As told by Joe Arena
My dear friend recently visited for several glorious days. She seemed to especially enjoy this meal. It could have been ordered at any street corner joint in the Middle East. Then I remembered her ancestors… she comes from a culture where the Arabic worlds of North Africa and the eastern Mediterranean meet.
The Arabic word “shawarma” means large blocks of meats—often lamb and sometimes chicken, turkey, beef, even veal. The meat is shaved into thin strips off a grilling spit and then accompanied by various toppings and vegetables.
While enjoying a glass of wine, my friend and I created a delicious and healthful version using just the stovetop and steaks of lean lamb, assorted flavors and spices. Collect and prepare the vegetables, sauces and garnishes first, then cook the lamb. Trust me, you’ll be eating this again and again.
After the recipe I offer a few words about couscous vs. quinoa. I switch between them and you might too, depending on your carb choice. The picture is shown with couscous.
1 ½ cup reduced sodium chicken broth
1 ½ cup couscous (or quinoa if you prefer)
1 medium carrot, shredded
½ cup roughly chopped flat-leaf parsley
¼ cup olive oil, divided
Zest and juice of 2 lemons
1 large onion, thinly sliced
3 garlic cloves, thinly sliced
1 ½ lbs. fresh boneless lamb leg steak
2 tsp. ground cumin
1 tsp. lemon pepper (optional)
½ tsp. cayenne
½ tsp. each kosher salt and pepper
2 bunches broccolini, or other dark green vegetable, lightly steamed (optional)
Yogurt Tahini (recipe to follow)
Here’s how to cut the lamb leg steaks (or similar cuts): First, trim as much fat as possible. Cut each steak into 3 or 4 pieces, about 1 to 1 ½ inch in size. Lay each of these pieces on its narrow edge, and press down gently to thicken the slice. Cut each of these slices into 2 or 3 sections to yield fairly thin pieces.
Bring broth to a boil in a medium saucepan. Add couscous, cover tightly, remove from heat and let sit 5 minutes.

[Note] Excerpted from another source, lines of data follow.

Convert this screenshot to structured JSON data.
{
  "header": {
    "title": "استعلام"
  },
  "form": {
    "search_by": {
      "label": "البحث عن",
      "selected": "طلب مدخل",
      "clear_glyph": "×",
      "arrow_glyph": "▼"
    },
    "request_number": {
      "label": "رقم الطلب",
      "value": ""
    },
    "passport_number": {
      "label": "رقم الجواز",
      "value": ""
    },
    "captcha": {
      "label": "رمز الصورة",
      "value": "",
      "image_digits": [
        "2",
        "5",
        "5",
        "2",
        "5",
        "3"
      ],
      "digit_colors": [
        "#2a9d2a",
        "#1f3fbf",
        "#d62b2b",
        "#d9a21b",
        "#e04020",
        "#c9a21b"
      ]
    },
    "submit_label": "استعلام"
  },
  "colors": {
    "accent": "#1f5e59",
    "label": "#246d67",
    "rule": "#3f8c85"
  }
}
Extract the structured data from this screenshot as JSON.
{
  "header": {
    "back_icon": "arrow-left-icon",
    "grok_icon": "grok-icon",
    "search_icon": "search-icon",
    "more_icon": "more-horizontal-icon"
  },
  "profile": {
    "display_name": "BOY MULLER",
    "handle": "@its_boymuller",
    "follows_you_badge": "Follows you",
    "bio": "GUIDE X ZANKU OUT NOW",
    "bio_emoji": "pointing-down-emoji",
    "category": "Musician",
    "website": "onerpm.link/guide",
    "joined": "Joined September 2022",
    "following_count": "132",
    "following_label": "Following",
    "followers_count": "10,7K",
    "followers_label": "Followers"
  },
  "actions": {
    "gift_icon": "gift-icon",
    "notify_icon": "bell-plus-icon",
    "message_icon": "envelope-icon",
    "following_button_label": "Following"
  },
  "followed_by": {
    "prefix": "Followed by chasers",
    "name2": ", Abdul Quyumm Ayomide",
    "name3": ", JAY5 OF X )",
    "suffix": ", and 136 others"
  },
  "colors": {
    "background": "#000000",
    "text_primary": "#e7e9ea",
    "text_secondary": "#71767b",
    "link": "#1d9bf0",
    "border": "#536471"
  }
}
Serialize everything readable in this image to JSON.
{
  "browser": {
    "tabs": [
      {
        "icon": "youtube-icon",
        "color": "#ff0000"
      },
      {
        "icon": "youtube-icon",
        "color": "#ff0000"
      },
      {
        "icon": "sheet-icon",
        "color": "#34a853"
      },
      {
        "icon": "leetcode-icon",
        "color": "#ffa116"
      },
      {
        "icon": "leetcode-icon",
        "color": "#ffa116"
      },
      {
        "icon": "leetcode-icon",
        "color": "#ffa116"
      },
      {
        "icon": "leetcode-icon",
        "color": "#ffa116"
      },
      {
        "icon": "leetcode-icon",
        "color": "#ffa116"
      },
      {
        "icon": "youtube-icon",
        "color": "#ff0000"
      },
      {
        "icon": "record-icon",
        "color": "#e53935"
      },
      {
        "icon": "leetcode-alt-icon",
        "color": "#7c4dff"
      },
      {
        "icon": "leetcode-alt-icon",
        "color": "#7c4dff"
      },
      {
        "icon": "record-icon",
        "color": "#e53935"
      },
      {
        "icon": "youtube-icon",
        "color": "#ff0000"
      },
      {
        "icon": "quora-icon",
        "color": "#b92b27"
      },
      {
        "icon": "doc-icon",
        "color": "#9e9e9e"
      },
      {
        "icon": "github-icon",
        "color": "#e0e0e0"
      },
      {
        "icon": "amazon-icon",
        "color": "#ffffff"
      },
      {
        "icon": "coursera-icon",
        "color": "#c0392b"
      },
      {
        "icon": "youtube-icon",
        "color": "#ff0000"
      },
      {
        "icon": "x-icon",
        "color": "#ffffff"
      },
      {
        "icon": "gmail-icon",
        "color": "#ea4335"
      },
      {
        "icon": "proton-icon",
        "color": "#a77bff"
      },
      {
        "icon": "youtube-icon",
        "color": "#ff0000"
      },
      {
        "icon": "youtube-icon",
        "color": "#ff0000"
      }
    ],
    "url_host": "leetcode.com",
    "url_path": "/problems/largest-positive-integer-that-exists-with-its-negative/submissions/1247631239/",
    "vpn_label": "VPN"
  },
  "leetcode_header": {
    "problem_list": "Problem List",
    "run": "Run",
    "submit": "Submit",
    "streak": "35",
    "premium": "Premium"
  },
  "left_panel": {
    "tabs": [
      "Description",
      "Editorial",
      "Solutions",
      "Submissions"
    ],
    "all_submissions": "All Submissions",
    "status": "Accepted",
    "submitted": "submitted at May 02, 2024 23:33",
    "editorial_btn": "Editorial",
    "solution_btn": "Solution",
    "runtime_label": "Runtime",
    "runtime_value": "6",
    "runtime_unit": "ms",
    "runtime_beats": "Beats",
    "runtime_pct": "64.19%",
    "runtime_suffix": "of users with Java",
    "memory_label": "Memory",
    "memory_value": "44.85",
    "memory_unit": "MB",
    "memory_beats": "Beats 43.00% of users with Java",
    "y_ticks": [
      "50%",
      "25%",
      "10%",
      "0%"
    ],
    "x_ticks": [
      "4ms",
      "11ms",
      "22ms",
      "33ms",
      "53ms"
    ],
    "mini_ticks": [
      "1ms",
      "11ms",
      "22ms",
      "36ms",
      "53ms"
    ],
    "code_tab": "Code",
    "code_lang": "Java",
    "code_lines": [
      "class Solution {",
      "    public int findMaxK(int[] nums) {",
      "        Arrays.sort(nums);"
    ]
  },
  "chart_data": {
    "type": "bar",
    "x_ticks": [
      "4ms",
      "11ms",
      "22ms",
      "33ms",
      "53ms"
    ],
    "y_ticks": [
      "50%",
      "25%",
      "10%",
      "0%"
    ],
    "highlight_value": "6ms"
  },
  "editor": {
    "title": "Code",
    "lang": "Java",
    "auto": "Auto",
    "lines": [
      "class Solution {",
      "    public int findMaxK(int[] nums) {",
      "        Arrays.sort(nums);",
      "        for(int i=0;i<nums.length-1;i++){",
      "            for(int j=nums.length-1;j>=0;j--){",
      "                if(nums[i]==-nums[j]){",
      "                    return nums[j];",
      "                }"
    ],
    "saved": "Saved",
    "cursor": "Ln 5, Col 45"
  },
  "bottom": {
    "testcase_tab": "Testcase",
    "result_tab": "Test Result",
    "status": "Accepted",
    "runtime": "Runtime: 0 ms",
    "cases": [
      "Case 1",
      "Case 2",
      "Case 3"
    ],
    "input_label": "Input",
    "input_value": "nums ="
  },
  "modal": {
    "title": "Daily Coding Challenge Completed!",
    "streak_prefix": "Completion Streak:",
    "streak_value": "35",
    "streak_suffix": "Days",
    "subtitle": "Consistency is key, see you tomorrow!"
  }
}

Uncover, fluff, and add carrot, parsley, 2 tbsp. oil, and zest and juice of one lemon. You can also use quinoa, following the cooking instructions on the box.
Cook onion in remaining 2 tbsp. oil in a large frying pan over medium-high heat until edges are charred, 8 to 10 minutes. Add garlic, lamb, cumin, cayenne, lemon-pepper if you have it, salt and pepper. Cook, stirring, until lamb is cooked through, brown on outside and pink inside, perhaps 5 minutes.
Divide couscous (or quinoa) among four plates and top with lamb. Finish with yogurt-tahini sauce, a green such as broccolini, and more lemon zest and juice if desired.
1 cup plain Greek yogurt
3 tbsp. tahini
2 tbsp. fresh lemon juice
1 tbsp. chopped parsley
1 garlic clove, crushed
Salt to taste
Whisk all ingredients in a bowl until smooth. Add to the side of the shawarma plate. This sauce is also good with many different vegetables and meats.
Couscous vs. Quinoa
Couscous is made from semolina—granules of durum wheat cooked by steaming––quite similar to classic Italian pastas. It’s a staple of North African and Middle East cuisines, and my ancestral homeland, Sicily. It is popular even in France. The amount in this meal is fairly modest, but some eaters follow diets that strictly restrict carbs. If couscous oversteps that bound, cooks can substitute quinoa, a grain crop grown primarily for its edible seeds. First developed as food 3,000 years ago in the Andean region of what is now South America, it is closely related to species such as beetroots, spinach, and tumbleweeds. It is high in protein, and is growing in popularity with nutritionists. The Food and Agricultural Organization of the United Nations declared 2013 to be the International Year of Quinoa.